### Assignment
Where a line below has the string "true" in it, include it in the count, and give that count alone.

[Stored items from a collection]
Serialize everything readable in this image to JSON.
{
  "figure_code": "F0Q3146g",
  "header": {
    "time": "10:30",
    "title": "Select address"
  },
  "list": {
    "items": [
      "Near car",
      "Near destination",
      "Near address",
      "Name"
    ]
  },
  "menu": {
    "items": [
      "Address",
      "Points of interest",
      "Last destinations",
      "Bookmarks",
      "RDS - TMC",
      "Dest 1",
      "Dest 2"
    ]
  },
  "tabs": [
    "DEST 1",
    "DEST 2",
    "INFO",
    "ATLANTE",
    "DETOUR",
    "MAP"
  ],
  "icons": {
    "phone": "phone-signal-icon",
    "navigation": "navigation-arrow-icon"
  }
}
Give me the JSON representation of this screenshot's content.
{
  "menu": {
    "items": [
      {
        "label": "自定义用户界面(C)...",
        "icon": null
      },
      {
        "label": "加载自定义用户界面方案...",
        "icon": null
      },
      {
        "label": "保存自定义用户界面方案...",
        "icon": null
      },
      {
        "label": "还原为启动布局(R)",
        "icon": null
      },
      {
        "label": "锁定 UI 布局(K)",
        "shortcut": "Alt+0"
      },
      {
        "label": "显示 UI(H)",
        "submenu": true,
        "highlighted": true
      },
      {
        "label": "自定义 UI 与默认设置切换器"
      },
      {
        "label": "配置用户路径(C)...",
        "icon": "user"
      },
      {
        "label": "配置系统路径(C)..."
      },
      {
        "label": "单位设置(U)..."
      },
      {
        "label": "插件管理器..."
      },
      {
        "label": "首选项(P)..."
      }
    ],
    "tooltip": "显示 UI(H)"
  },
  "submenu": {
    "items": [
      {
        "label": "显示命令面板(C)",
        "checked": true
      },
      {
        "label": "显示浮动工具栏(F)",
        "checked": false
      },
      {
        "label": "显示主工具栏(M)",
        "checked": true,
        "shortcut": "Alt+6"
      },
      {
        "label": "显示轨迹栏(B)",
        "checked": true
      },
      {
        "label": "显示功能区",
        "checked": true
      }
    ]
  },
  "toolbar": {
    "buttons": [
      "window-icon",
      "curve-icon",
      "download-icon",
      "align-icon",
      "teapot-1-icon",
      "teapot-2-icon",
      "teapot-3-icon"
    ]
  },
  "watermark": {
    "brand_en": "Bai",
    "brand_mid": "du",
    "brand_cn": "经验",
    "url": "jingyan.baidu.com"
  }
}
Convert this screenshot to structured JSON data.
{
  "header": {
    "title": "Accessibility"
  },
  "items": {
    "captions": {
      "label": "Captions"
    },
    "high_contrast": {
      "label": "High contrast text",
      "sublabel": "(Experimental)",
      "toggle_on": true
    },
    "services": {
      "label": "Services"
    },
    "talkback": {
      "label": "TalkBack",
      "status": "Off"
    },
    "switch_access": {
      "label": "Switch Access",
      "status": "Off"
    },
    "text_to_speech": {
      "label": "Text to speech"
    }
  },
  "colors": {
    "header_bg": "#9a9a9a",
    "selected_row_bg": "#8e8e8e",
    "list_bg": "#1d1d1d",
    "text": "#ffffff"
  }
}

### Answer for the task
7